#### AIM OF THE EXERCISE:
Output the entries word for word. Omit images.

Records contained in a dataset:
..........

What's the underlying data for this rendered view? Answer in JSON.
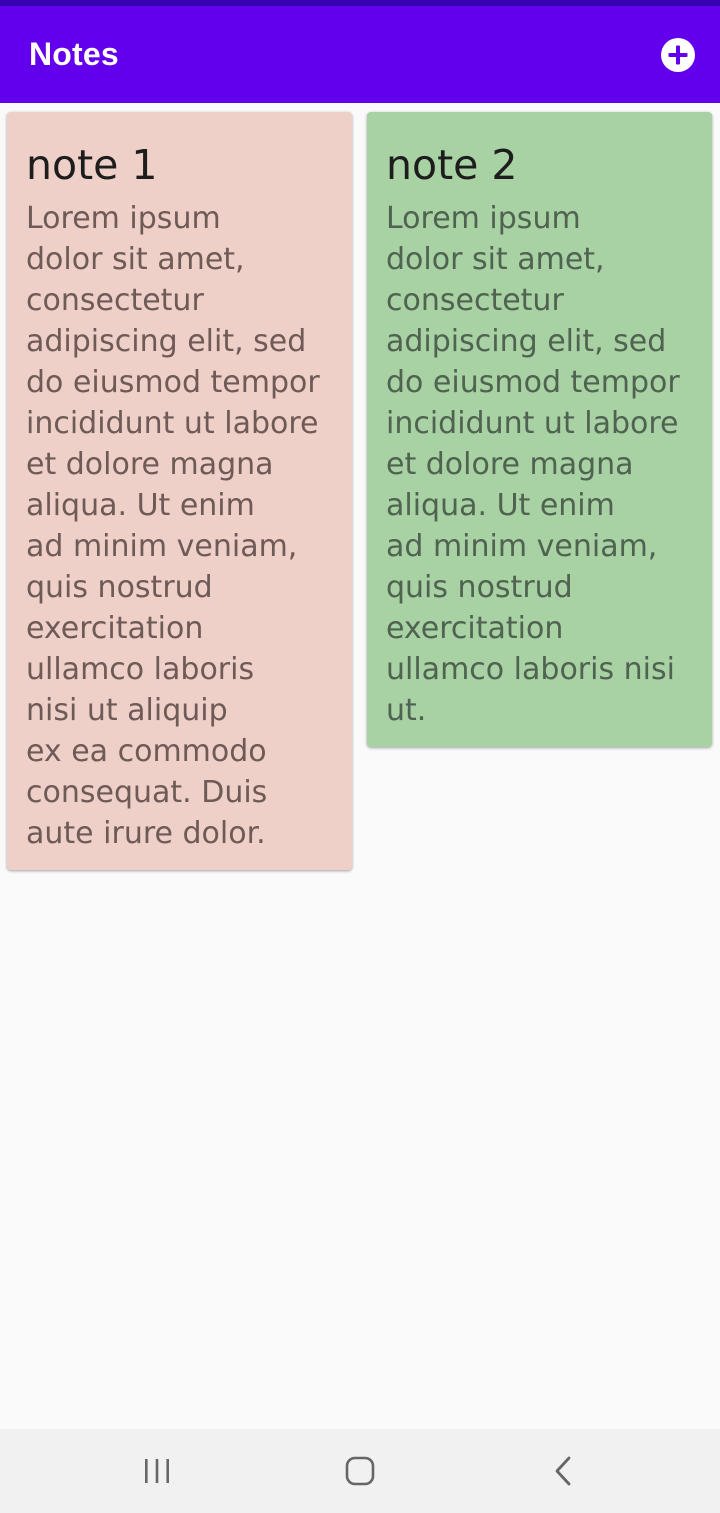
{
  "app_bar": {
    "title": "Notes",
    "add_icon": "add-circle-icon",
    "background": "#6200ee",
    "status_strip": "#3700b3"
  },
  "notes": [
    {
      "title": "note 1",
      "body": "Lorem ipsum\ndolor sit amet,\nconsectetur\nadipiscing elit, sed\ndo eiusmod tempor\nincididunt ut labore\net dolore magna\naliqua. Ut enim\nad minim veniam,\nquis nostrud\nexercitation\nullamco laboris\nnisi ut aliquip\nex ea commodo\nconsequat. Duis\naute irure dolor.",
      "color": "#efd0c8"
    },
    {
      "title": "note 2",
      "body": "Lorem ipsum\ndolor sit amet,\nconsectetur\nadipiscing elit, sed\ndo eiusmod tempor\nincididunt ut labore\net dolore magna\naliqua. Ut enim\nad minim veniam,\nquis nostrud\nexercitation\nullamco laboris nisi\nut.",
      "color": "#a8d1a4"
    }
  ],
  "nav_bar": {
    "recents_icon": "recents-icon",
    "home_icon": "home-icon",
    "back_icon": "back-icon"
  }
}
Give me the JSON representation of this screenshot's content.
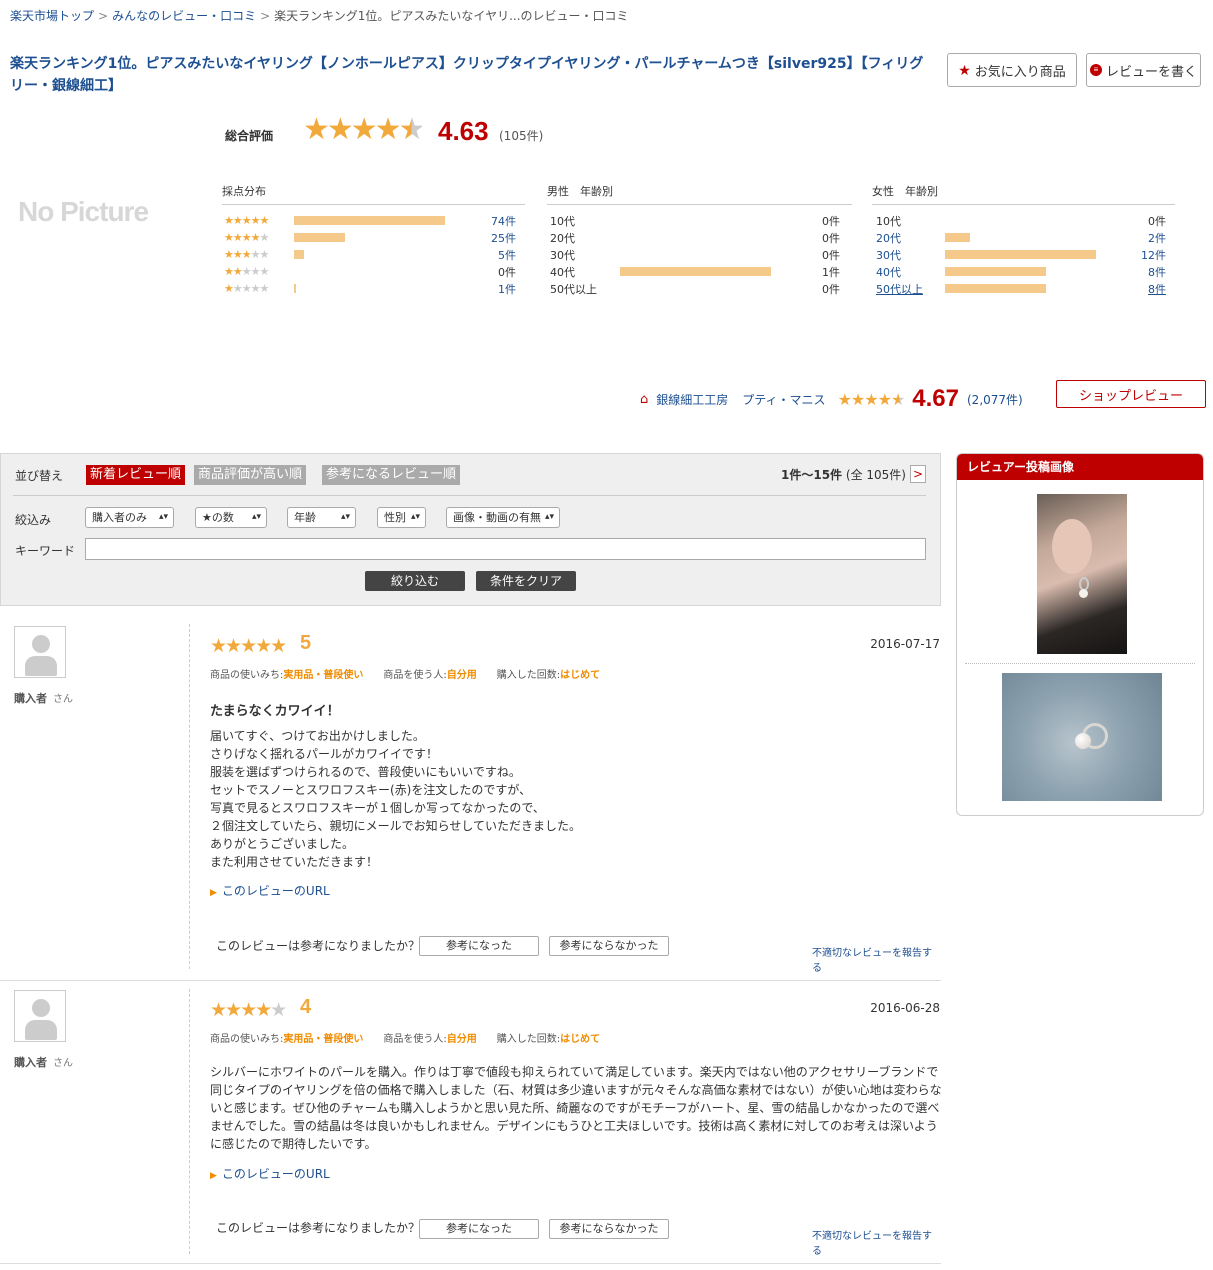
{
  "breadcrumb": {
    "home": "楽天市場トップ",
    "reviews": "みんなのレビュー・口コミ",
    "current": "楽天ランキング1位。ピアスみたいなイヤリ...のレビュー・口コミ",
    "separator": ">"
  },
  "product": {
    "title": "楽天ランキング1位。ピアスみたいなイヤリング【ノンホールピアス】クリップタイプイヤリング・パールチャームつき【silver925】【フィリグリー・銀線細工】",
    "no_picture": "No Picture",
    "fav_label": "お気に入り商品",
    "write_label": "レビューを書く"
  },
  "overall": {
    "label": "総合評価",
    "rating": 4.63,
    "score_text": "4.63",
    "count_text": "(105件)"
  },
  "distribution": {
    "title": "採点分布",
    "rows": [
      {
        "stars": 5,
        "count": "74件",
        "value": 74
      },
      {
        "stars": 4,
        "count": "25件",
        "value": 25
      },
      {
        "stars": 3,
        "count": "5件",
        "value": 5
      },
      {
        "stars": 2,
        "count": "0件",
        "value": 0
      },
      {
        "stars": 1,
        "count": "1件",
        "value": 1
      }
    ]
  },
  "male": {
    "title": "男性　年齢別",
    "rows": [
      {
        "age": "10代",
        "count": "0件",
        "value": 0
      },
      {
        "age": "20代",
        "count": "0件",
        "value": 0
      },
      {
        "age": "30代",
        "count": "0件",
        "value": 0
      },
      {
        "age": "40代",
        "count": "1件",
        "value": 1
      },
      {
        "age": "50代以上",
        "count": "0件",
        "value": 0
      }
    ]
  },
  "female": {
    "title": "女性　年齢別",
    "rows": [
      {
        "age": "10代",
        "count": "0件",
        "value": 0
      },
      {
        "age": "20代",
        "count": "2件",
        "value": 2
      },
      {
        "age": "30代",
        "count": "12件",
        "value": 12
      },
      {
        "age": "40代",
        "count": "8件",
        "value": 8
      },
      {
        "age": "50代以上",
        "count": "8件",
        "value": 8
      }
    ]
  },
  "shop": {
    "name": "銀線細工工房",
    "sub_name": "プティ・マニス",
    "score": "4.67",
    "count": "(2,077件)",
    "review_button": "ショップレビュー"
  },
  "filters": {
    "sort_label": "並び替え",
    "sort_options": [
      "新着レビュー順",
      "商品評価が高い順",
      "参考になるレビュー順"
    ],
    "range": "1件〜15件",
    "range_total": "(全 105件)",
    "next": ">",
    "narrow_label": "絞込み",
    "selects": [
      "購入者のみ",
      "★の数",
      "年齢",
      "性別",
      "画像・動画の有無"
    ],
    "keyword_label": "キーワード",
    "keyword_value": "",
    "apply_button": "絞り込む",
    "clear_button": "条件をクリア"
  },
  "reviews": [
    {
      "reviewer": "購入者",
      "san": "さん",
      "rating": 5,
      "score": "5",
      "date": "2016-07-17",
      "usage_label": "商品の使いみち:",
      "usage": "実用品・普段使い",
      "user_label": "商品を使う人:",
      "user": "自分用",
      "times_label": "購入した回数:",
      "times": "はじめて",
      "title": "たまらなくカワイイ！",
      "body": [
        "届いてすぐ、つけてお出かけしました。",
        "さりげなく揺れるパールがカワイイです！",
        "服装を選ばずつけられるので、普段使いにもいいですね。",
        "セットでスノーとスワロフスキー(赤)を注文したのですが、",
        "写真で見るとスワロフスキーが１個しか写ってなかったので、",
        "２個注文していたら、親切にメールでお知らせしていただきました。",
        "ありがとうございました。",
        "また利用させていただきます！"
      ],
      "url_label": "このレビューのURL",
      "helpful_q": "このレビューは参考になりましたか？",
      "helpful_yes": "参考になった",
      "helpful_no": "参考にならなかった",
      "report": "不適切なレビューを報告する"
    },
    {
      "reviewer": "購入者",
      "san": "さん",
      "rating": 4,
      "score": "4",
      "date": "2016-06-28",
      "usage_label": "商品の使いみち:",
      "usage": "実用品・普段使い",
      "user_label": "商品を使う人:",
      "user": "自分用",
      "times_label": "購入した回数:",
      "times": "はじめて",
      "title": "",
      "body": [
        "シルバーにホワイトのパールを購入。作りは丁寧で値段も抑えられていて満足しています。楽天内ではない他のアクセサリーブランドで同じタイプのイヤリングを倍の価格で購入しました（石、材質は多少違いますが元々そんな高価な素材ではない）が使い心地は変わらないと感じます。ぜひ他のチャームも購入しようかと思い見た所、綺麗なのですがモチーフがハート、星、雪の結晶しかなかったので選べませんでした。雪の結晶は冬は良いかもしれません。デザインにもうひと工夫ほしいです。技術は高く素材に対してのお考えは深いように感じたので期待したいです。"
      ],
      "url_label": "このレビューのURL",
      "helpful_q": "このレビューは参考になりましたか？",
      "helpful_yes": "参考になった",
      "helpful_no": "参考にならなかった",
      "report": "不適切なレビューを報告する"
    }
  ],
  "image_panel": {
    "title": "レビュアー投稿画像"
  },
  "colors": {
    "brand_red": "#bf0000",
    "link_blue": "#1d4f91",
    "star_orange": "#f2a93b",
    "bar_orange": "#f5c98a"
  }
}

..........

#### SOLUTION:
What's the underlying data for this rendered view? Answer in JSON.
{
  "app_bar": {
    "title": "Notes",
    "add_icon": "add-circle-icon",
    "background": "#6200ee",
    "status_strip": "#3700b3"
  },
  "notes": [
    {
      "title": "note 1",
      "body": "Lorem ipsum\ndolor sit amet,\nconsectetur\nadipiscing elit, sed\ndo eiusmod tempor\nincididunt ut labore\net dolore magna\naliqua. Ut enim\nad minim veniam,\nquis nostrud\nexercitation\nullamco laboris\nnisi ut aliquip\nex ea commodo\nconsequat. Duis\naute irure dolor.",
      "color": "#efd0c8"
    },
    {
      "title": "note 2",
      "body": "Lorem ipsum\ndolor sit amet,\nconsectetur\nadipiscing elit, sed\ndo eiusmod tempor\nincididunt ut labore\net dolore magna\naliqua. Ut enim\nad minim veniam,\nquis nostrud\nexercitation\nullamco laboris nisi\nut.",
      "color": "#a8d1a4"
    }
  ],
  "nav_bar": {
    "recents_icon": "recents-icon",
    "home_icon": "home-icon",
    "back_icon": "back-icon"
  }
}
Give me the JSON representation of this screenshot's content.
{
  "breadcrumb": {
    "home": "楽天市場トップ",
    "reviews": "みんなのレビュー・口コミ",
    "current": "楽天ランキング1位。ピアスみたいなイヤリ...のレビュー・口コミ",
    "separator": ">"
  },
  "product": {
    "title": "楽天ランキング1位。ピアスみたいなイヤリング【ノンホールピアス】クリップタイプイヤリング・パールチャームつき【silver925】【フィリグリー・銀線細工】",
    "no_picture": "No Picture",
    "fav_label": "お気に入り商品",
    "write_label": "レビューを書く"
  },
  "overall": {
    "label": "総合評価",
    "rating": 4.63,
    "score_text": "4.63",
    "count_text": "(105件)"
  },
  "distribution": {
    "title": "採点分布",
    "rows": [
      {
        "stars": 5,
        "count": "74件",
        "value": 74
      },
      {
        "stars": 4,
        "count": "25件",
        "value": 25
      },
      {
        "stars": 3,
        "count": "5件",
        "value": 5
      },
      {
        "stars": 2,
        "count": "0件",
        "value": 0
      },
      {
        "stars": 1,
        "count": "1件",
        "value": 1
      }
    ]
  },
  "male": {
    "title": "男性　年齢別",
    "rows": [
      {
        "age": "10代",
        "count": "0件",
        "value": 0
      },
      {
        "age": "20代",
        "count": "0件",
        "value": 0
      },
      {
        "age": "30代",
        "count": "0件",
        "value": 0
      },
      {
        "age": "40代",
        "count": "1件",
        "value": 1
      },
      {
        "age": "50代以上",
        "count": "0件",
        "value": 0
      }
    ]
  },
  "female": {
    "title": "女性　年齢別",
    "rows": [
      {
        "age": "10代",
        "count": "0件",
        "value": 0
      },
      {
        "age": "20代",
        "count": "2件",
        "value": 2
      },
      {
        "age": "30代",
        "count": "12件",
        "value": 12
      },
      {
        "age": "40代",
        "count": "8件",
        "value": 8
      },
      {
        "age": "50代以上",
        "count": "8件",
        "value": 8
      }
    ]
  },
  "shop": {
    "name": "銀線細工工房",
    "sub_name": "プティ・マニス",
    "score": "4.67",
    "count": "(2,077件)",
    "review_button": "ショップレビュー"
  },
  "filters": {
    "sort_label": "並び替え",
    "sort_options": [
      "新着レビュー順",
      "商品評価が高い順",
      "参考になるレビュー順"
    ],
    "range": "1件〜15件",
    "range_total": "(全 105件)",
    "next": ">",
    "narrow_label": "絞込み",
    "selects": [
      "購入者のみ",
      "★の数",
      "年齢",
      "性別",
      "画像・動画の有無"
    ],
    "keyword_label": "キーワード",
    "keyword_value": "",
    "apply_button": "絞り込む",
    "clear_button": "条件をクリア"
  },
  "reviews": [
    {
      "reviewer": "購入者",
      "san": "さん",
      "rating": 5,
      "score": "5",
      "date": "2016-07-17",
      "usage_label": "商品の使いみち:",
      "usage": "実用品・普段使い",
      "user_label": "商品を使う人:",
      "user": "自分用",
      "times_label": "購入した回数:",
      "times": "はじめて",
      "title": "たまらなくカワイイ！",
      "body": [
        "届いてすぐ、つけてお出かけしました。",
        "さりげなく揺れるパールがカワイイです！",
        "服装を選ばずつけられるので、普段使いにもいいですね。",
        "セットでスノーとスワロフスキー(赤)を注文したのですが、",
        "写真で見るとスワロフスキーが１個しか写ってなかったので、",
        "２個注文していたら、親切にメールでお知らせしていただきました。",
        "ありがとうございました。",
        "また利用させていただきます！"
      ],
      "url_label": "このレビューのURL",
      "helpful_q": "このレビューは参考になりましたか？",
      "helpful_yes": "参考になった",
      "helpful_no": "参考にならなかった",
      "report": "不適切なレビューを報告する"
    },
    {
      "reviewer": "購入者",
      "san": "さん",
      "rating": 4,
      "score": "4",
      "date": "2016-06-28",
      "usage_label": "商品の使いみち:",
      "usage": "実用品・普段使い",
      "user_label": "商品を使う人:",
      "user": "自分用",
      "times_label": "購入した回数:",
      "times": "はじめて",
      "title": "",
      "body": [
        "シルバーにホワイトのパールを購入。作りは丁寧で値段も抑えられていて満足しています。楽天内ではない他のアクセサリーブランドで同じタイプのイヤリングを倍の価格で購入しました（石、材質は多少違いますが元々そんな高価な素材ではない）が使い心地は変わらないと感じます。ぜひ他のチャームも購入しようかと思い見た所、綺麗なのですがモチーフがハート、星、雪の結晶しかなかったので選べませんでした。雪の結晶は冬は良いかもしれません。デザインにもうひと工夫ほしいです。技術は高く素材に対してのお考えは深いように感じたので期待したいです。"
      ],
      "url_label": "このレビューのURL",
      "helpful_q": "このレビューは参考になりましたか？",
      "helpful_yes": "参考になった",
      "helpful_no": "参考にならなかった",
      "report": "不適切なレビューを報告する"
    }
  ],
  "image_panel": {
    "title": "レビュアー投稿画像"
  },
  "colors": {
    "brand_red": "#bf0000",
    "link_blue": "#1d4f91",
    "star_orange": "#f2a93b",
    "bar_orange": "#f5c98a"
  }
}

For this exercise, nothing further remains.